### EXERCISE:
Could you set down every record exactly as it appears?

### RECORDS SHOWN:
__________________________________________________
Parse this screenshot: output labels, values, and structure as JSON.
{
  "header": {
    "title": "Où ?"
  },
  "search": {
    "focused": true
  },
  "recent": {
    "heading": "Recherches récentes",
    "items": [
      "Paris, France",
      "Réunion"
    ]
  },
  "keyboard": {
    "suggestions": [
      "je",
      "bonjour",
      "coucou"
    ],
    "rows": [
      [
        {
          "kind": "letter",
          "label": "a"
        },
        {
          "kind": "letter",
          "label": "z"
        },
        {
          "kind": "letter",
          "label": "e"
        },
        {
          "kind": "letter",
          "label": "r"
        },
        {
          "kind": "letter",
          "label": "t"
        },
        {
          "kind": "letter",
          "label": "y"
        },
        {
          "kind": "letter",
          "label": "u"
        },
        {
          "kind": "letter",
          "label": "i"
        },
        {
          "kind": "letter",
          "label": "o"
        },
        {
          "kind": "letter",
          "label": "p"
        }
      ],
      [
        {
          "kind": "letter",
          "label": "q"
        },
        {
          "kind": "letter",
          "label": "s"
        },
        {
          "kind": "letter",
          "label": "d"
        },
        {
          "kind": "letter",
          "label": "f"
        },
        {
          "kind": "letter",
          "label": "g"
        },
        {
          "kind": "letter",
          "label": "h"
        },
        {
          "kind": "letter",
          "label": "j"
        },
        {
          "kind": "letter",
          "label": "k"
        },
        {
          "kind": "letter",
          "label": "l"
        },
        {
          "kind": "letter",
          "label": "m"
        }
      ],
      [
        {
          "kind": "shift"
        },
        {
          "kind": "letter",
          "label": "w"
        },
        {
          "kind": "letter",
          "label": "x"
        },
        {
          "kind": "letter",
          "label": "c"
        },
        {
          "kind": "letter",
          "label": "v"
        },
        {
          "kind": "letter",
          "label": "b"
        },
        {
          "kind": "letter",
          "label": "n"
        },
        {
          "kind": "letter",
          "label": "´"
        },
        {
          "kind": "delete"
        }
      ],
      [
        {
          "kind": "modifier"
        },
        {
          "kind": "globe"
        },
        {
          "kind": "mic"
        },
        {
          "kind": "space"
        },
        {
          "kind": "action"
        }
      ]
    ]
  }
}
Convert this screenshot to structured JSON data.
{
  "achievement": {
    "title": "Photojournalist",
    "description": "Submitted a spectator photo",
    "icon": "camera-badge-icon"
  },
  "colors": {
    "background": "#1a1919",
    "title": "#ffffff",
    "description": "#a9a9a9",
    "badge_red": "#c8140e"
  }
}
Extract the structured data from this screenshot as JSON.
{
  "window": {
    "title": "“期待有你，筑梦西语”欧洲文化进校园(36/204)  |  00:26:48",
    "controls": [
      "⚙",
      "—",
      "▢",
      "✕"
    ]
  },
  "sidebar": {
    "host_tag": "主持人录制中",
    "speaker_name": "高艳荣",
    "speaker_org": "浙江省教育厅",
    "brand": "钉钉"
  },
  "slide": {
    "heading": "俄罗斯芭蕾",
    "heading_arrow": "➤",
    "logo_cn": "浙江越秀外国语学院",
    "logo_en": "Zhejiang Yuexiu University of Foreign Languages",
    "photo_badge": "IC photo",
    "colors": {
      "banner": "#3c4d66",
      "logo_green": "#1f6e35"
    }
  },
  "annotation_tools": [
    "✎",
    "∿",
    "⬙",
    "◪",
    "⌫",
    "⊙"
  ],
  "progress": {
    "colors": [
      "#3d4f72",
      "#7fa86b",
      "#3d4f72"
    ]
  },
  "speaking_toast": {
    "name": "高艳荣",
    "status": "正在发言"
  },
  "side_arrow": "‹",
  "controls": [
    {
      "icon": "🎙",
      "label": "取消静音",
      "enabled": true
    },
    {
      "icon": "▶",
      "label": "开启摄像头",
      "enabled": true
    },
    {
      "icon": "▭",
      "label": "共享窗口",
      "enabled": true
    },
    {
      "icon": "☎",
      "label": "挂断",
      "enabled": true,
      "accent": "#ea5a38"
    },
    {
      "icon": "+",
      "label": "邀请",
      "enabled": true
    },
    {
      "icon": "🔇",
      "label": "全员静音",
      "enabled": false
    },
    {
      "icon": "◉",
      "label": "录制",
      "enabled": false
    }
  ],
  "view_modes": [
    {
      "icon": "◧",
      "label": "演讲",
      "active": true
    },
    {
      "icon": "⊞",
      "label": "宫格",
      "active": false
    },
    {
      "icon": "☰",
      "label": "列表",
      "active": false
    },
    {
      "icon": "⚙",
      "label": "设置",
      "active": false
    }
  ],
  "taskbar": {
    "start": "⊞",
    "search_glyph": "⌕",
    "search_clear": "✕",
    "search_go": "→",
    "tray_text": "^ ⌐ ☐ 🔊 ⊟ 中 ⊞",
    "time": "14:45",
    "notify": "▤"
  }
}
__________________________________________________
### RESULT OF THE EXERCISE:
Parse this screenshot: output labels, values, and structure as JSON.
{
  "header": {
    "title": "Où ?"
  },
  "search": {
    "focused": true
  },
  "recent": {
    "heading": "Recherches récentes",
    "items": [
      "Paris, France",
      "Réunion"
    ]
  },
  "keyboard": {
    "suggestions": [
      "je",
      "bonjour",
      "coucou"
    ],
    "rows": [
      [
        {
          "kind": "letter",
          "label": "a"
        },
        {
          "kind": "letter",
          "label": "z"
        },
        {
          "kind": "letter",
          "label": "e"
        },
        {
          "kind": "letter",
          "label": "r"
        },
        {
          "kind": "letter",
          "label": "t"
        },
        {
          "kind": "letter",
          "label": "y"
        },
        {
          "kind": "letter",
          "label": "u"
        },
        {
          "kind": "letter",
          "label": "i"
        },
        {
          "kind": "letter",
          "label": "o"
        },
        {
          "kind": "letter",
          "label": "p"
        }
      ],
      [
        {
          "kind": "letter",
          "label": "q"
        },
        {
          "kind": "letter",
          "label": "s"
        },
        {
          "kind": "letter",
          "label": "d"
        },
        {
          "kind": "letter",
          "label": "f"
        },
        {
          "kind": "letter",
          "label": "g"
        },
        {
          "kind": "letter",
          "label": "h"
        },
        {
          "kind": "letter",
          "label": "j"
        },
        {
          "kind": "letter",
          "label": "k"
        },
        {
          "kind": "letter",
          "label": "l"
        },
        {
          "kind": "letter",
          "label": "m"
        }
      ],
      [
        {
          "kind": "shift"
        },
        {
          "kind": "letter",
          "label": "w"
        },
        {
          "kind": "letter",
          "label": "x"
        },
        {
          "kind": "letter",
          "label": "c"
        },
        {
          "kind": "letter",
          "label": "v"
        },
        {
          "kind": "letter",
          "label": "b"
        },
        {
          "kind": "letter",
          "label": "n"
        },
        {
          "kind": "letter",
          "label": "´"
        },
        {
          "kind": "delete"
        }
      ],
      [
        {
          "kind": "modifier"
        },
        {
          "kind": "globe"
        },
        {
          "kind": "mic"
        },
        {
          "kind": "space"
        },
        {
          "kind": "action"
        }
      ]
    ]
  }
}
Convert this screenshot to structured JSON data.
{
  "achievement": {
    "title": "Photojournalist",
    "description": "Submitted a spectator photo",
    "icon": "camera-badge-icon"
  },
  "colors": {
    "background": "#1a1919",
    "title": "#ffffff",
    "description": "#a9a9a9",
    "badge_red": "#c8140e"
  }
}
Extract the structured data from this screenshot as JSON.
{
  "window": {
    "title": "“期待有你，筑梦西语”欧洲文化进校园(36/204)  |  00:26:48",
    "controls": [
      "⚙",
      "—",
      "▢",
      "✕"
    ]
  },
  "sidebar": {
    "host_tag": "主持人录制中",
    "speaker_name": "高艳荣",
    "speaker_org": "浙江省教育厅",
    "brand": "钉钉"
  },
  "slide": {
    "heading": "俄罗斯芭蕾",
    "heading_arrow": "➤",
    "logo_cn": "浙江越秀外国语学院",
    "logo_en": "Zhejiang Yuexiu University of Foreign Languages",
    "photo_badge": "IC photo",
    "colors": {
      "banner": "#3c4d66",
      "logo_green": "#1f6e35"
    }
  },
  "annotation_tools": [
    "✎",
    "∿",
    "⬙",
    "◪",
    "⌫",
    "⊙"
  ],
  "progress": {
    "colors": [
      "#3d4f72",
      "#7fa86b",
      "#3d4f72"
    ]
  },
  "speaking_toast": {
    "name": "高艳荣",
    "status": "正在发言"
  },
  "side_arrow": "‹",
  "controls": [
    {
      "icon": "🎙",
      "label": "取消静音",
      "enabled": true
    },
    {
      "icon": "▶",
      "label": "开启摄像头",
      "enabled": true
    },
    {
      "icon": "▭",
      "label": "共享窗口",
      "enabled": true
    },
    {
      "icon": "☎",
      "label": "挂断",
      "enabled": true,
      "accent": "#ea5a38"
    },
    {
      "icon": "+",
      "label": "邀请",
      "enabled": true
    },
    {
      "icon": "🔇",
      "label": "全员静音",
      "enabled": false
    },
    {
      "icon": "◉",
      "label": "录制",
      "enabled": false
    }
  ],
  "view_modes": [
    {
      "icon": "◧",
      "label": "演讲",
      "active": true
    },
    {
      "icon": "⊞",
      "label": "宫格",
      "active": false
    },
    {
      "icon": "☰",
      "label": "列表",
      "active": false
    },
    {
      "icon": "⚙",
      "label": "设置",
      "active": false
    }
  ],
  "taskbar": {
    "start": "⊞",
    "search_glyph": "⌕",
    "search_clear": "✕",
    "search_go": "→",
    "tray_text": "^ ⌐ ☐ 🔊 ⊟ 中 ⊞",
    "time": "14:45",
    "notify": "▤"
  }
}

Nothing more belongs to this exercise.